31 October 2015

The Summer Wind ...

... came blowin' in from across the sea

Time has moved on since the summer and we’re now smack in the middle of autumn. My summer this year was simply marvellous. I attended a conference in London in the last week of July and I was able to bring the family along. That was a magnificent experience. I always enjoy visiting London, having spent a year at college there. After that we had a two week vacation in Italy, followed by a week each at both my wife’s and my parents. Working in the educational sector in Europe is rewarding in more ways than one. Speaking of work, I’m back at the university, still pursuing my goal of becoming a tenured professor. So, personally and vocationally, all’s good.

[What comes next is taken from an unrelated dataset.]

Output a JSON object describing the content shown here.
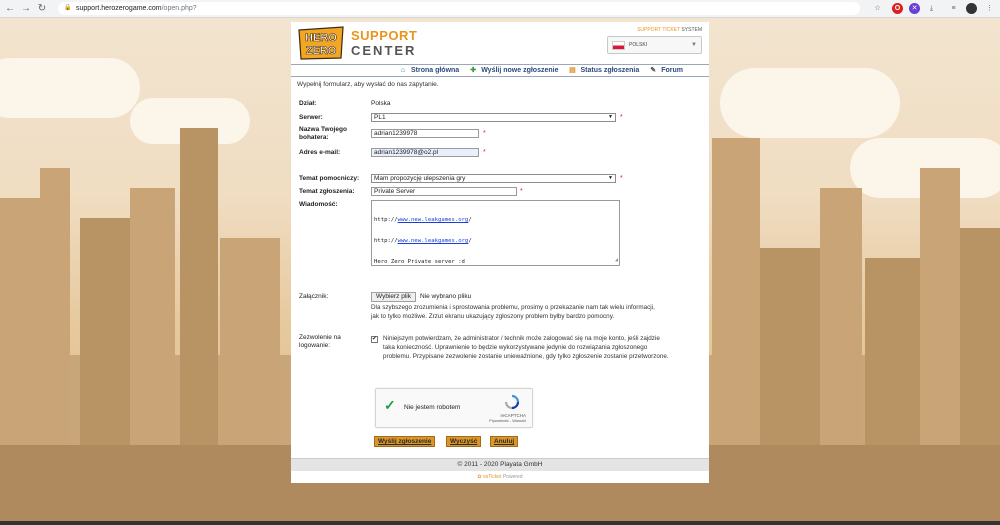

I stopped all gaming over the summer to focus fully on my family. Upon returning home, however, I felt the urge to revisit some of my old-time favourites, namely three instalments of the Heroes of Might & Magic series. Heroes of Might & Magic III was the first turn-based strategy game I ever played, and, after a brief introduction, both my wife and I did play quite extensively. I might even go so far as to proclaim HoMM III my favourite game ever. Strangely enough though, in all my time playing this series, I had never even played the campaigns as I agree with TotalBiscuit that the true value of the Heroes series can really be found in the custom games. So it happened that I finished all the campaigns of Heroes of Might & Magic III to V including their respective expansions. Unfortunately, the series ends with HoMM V for us as there’s no way we’re going to succumb to Uplay. All in all I have to say that HoMM III remains my favourite despite its dated look. I know that some die hard fans will shout heresy when I state the following, but for me it is, in fact, a close call between HoMM III and IV. I must be one of the very few people who genuinely enjoy HoMM IV and consider it to be a very good advancement of the Heroes series. I’ll gladly admit that it has glaring flaws but I don’t think it’s nowhere near as bad as some people make it out to be. HoMM V on the other hand really feels like a cheap rip-off of WarCraft III (e.g. story and cut scenes) and plays like a 3D port of HoMM III. So I’m kind of torn here: I like many gameplay elements but found the story, in particular, to be rather lacklustre. I do, however, enjoy playing all three instalments, especially together with my wife.

Much has changed on the MMO front. WildStar went free-to-play and after reading what Bhagpuss had to say about the game, I decided to give it a try. I finished the tutorial and afterwards started exploring Nexus. I must have played for about an hour when I had enough. That game is just not for me. I remember when I first heard about WildStar I was rather intrigued. That changed quickly when I learned about the action combat and the telegraph system. I seriously hate twitch gameplay, so naturally I uninstalled the game right away. But at least I did give it a try and tested it for myself. Many voices can be heard as to why WildStar tanked and with it yet another MMORPG had to resort to a free-to-play model, most of them claiming that the game was too hardcore and that this is the sole reason for its failure. As I don’t believe in mono-causality, I wouldn’t want to fault any single aspect for the demise of any game. It usually is a combination of several factors. Consider e.g. that WildStar was indeed marketed as a hardcore game (40-man raiding) with a cartoony exterior and action combat. Any combination of those basic pillars could both attract and repel potential players. I for one would enjoy a cartoonish look and a hardcore approach, but I cannot come to terms with twitchy gameplay. Couple that with the fact that WildStar’s idea of “hardcore” means (or meant, not sure if that’s still the case to be honest) time constraints (Gold runs, Explorer path), count me out. Even if WildStar was the perfect MMO otherwise, combining all the elements that I want to see in an MMO like a game built around crafting with strong social ties and interaction, in a living and breathing world, those two elements (time constraints and twitch) would drive me away. I can imagine many people feeling similarly or altogether differently.

No comment on the next WoW expansion. I’m simply no longer interested in retail WoW and instead get my kicks from the Nostalrius project. They have launched a PvE server most recently. YAY!!!

The 4.0 patch of Knights of the Fallen Empire has almost completely ruined SW:TOR for me. I was hopefully optimistic after the koffee announcement, but all that is left now is disgust! More on that some other time.